J Antimicrob Chemother. 2000 Jun;45(6):891-4. doi: 10.1093/jac/45.6.891.


The polymerase chain reaction (PCR) was used to study the prevalence of the macrolide resistance genes ermA, ermB, ermC, msrA/msrB, ereA and ereB, in 851 clinical isolates of Staphylococcus aureus and 75 clinical isolates of Enterococcus faecium that were erythromycin resistant. The isolates were from 24 European university hospitals. In S. aureus, the ermA gene was more common in methicillin-resistant S. aureus (MRSA) isolates (88%) than in methicillin-susceptible S. aureus (MSSA) isolates (38%), and occurred mainly in strains with constitutive MLS(B) expression. In contrast, ermC was more common in MSSA (47%) than in MRSA (5%), occurring mainly in strains with inducible expression. The ereB gene was only found in MRSA isolates expressing a constitutive MLS(B) phenotype (1%). The ereA gene was not detected. Macrolide resistance by efflux due to the msrA/msrB gene was only detected in MSSA isolates (13%). In contrast to S. aureus, erythromycin resistance in E. faecium was almost exclusively due to the presence of the ermB gene (93%).

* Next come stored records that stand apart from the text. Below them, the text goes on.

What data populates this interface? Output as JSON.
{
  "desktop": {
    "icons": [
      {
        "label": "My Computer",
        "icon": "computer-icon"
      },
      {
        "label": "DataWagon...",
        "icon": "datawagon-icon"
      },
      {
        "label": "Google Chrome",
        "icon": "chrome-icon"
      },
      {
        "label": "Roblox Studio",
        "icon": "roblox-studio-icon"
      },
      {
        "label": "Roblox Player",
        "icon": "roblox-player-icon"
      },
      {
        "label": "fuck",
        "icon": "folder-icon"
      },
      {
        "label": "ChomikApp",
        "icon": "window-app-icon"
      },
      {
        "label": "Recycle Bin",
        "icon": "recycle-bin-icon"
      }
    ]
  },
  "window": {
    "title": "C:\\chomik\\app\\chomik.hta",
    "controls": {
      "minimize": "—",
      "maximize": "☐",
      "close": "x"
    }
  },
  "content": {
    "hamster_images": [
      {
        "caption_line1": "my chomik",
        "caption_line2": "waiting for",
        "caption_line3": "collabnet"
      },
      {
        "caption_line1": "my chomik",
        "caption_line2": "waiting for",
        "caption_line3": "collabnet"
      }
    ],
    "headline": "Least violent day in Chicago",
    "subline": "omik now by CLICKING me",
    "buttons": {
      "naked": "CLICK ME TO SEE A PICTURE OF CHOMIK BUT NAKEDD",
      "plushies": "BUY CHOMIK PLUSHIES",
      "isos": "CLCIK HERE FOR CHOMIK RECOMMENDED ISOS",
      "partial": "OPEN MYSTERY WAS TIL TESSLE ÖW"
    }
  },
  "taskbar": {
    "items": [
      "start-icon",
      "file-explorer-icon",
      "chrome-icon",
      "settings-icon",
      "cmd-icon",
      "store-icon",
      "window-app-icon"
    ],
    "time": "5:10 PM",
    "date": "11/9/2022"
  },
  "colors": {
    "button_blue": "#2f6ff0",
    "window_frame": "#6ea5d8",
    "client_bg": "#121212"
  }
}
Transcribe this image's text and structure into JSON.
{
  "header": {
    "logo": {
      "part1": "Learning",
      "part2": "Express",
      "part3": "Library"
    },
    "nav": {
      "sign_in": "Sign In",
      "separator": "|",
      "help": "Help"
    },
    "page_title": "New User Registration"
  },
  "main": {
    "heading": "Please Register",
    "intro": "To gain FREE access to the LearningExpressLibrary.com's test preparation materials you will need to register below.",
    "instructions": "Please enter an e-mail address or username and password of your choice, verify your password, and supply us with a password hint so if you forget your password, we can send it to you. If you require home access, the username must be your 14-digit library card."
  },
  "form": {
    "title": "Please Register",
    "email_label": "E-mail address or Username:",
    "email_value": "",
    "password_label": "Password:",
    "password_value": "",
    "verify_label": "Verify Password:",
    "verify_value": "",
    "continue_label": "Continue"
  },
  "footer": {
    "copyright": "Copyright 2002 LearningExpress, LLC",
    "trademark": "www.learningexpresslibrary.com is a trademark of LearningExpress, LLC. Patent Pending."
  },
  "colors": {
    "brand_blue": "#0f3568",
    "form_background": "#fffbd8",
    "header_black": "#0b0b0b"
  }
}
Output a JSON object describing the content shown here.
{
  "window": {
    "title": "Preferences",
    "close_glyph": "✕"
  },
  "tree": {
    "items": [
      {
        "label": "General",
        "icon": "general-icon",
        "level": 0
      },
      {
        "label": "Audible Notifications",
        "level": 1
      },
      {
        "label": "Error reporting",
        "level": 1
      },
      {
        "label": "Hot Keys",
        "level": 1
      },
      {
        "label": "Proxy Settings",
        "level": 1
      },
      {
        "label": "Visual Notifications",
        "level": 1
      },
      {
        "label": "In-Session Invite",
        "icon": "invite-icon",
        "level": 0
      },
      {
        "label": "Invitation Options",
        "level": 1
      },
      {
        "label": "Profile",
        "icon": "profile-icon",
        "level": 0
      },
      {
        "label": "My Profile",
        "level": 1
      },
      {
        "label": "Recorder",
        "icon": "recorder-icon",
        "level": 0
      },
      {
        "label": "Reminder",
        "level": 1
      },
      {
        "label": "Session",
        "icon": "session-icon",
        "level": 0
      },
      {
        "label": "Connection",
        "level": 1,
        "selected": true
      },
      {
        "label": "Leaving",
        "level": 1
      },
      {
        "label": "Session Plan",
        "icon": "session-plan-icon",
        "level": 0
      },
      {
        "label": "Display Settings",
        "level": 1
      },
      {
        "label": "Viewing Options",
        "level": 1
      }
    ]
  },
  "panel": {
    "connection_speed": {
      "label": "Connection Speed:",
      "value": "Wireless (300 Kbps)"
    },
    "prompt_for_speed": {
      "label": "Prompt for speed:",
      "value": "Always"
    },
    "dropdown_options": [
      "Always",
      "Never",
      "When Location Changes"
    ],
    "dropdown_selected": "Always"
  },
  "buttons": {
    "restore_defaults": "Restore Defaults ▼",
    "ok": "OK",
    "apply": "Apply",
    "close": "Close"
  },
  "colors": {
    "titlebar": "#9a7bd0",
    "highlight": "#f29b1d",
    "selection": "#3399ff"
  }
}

Publication types

  • Research Support, Non-U.S. Gov't

MeSH terms

  • Anti-Bacterial Agents / pharmacology*
  • Cross Infection / microbiology
  • DNA Primers
  • Drug Resistance, Microbial
  • Enterococcus faecium / drug effects*
  • Enterococcus faecium / genetics*
  • Erythromycin / pharmacology
  • Europe / epidemiology
  • Genes, Bacterial / genetics*
  • Genome, Bacterial
  • Gram-Positive Bacterial Infections / epidemiology
  • Gram-Positive Bacterial Infections / microbiology
  • Hospitals, University
  • Humans
  • Polymerase Chain Reaction
  • Staphylococcal Infections / epidemiology
  • Staphylococcal Infections / microbiology
  • Staphylococcus aureus / drug effects*
  • Staphylococcus aureus / genetics*


  • Anti-Bacterial Agents
  • DNA Primers
  • Erythromycin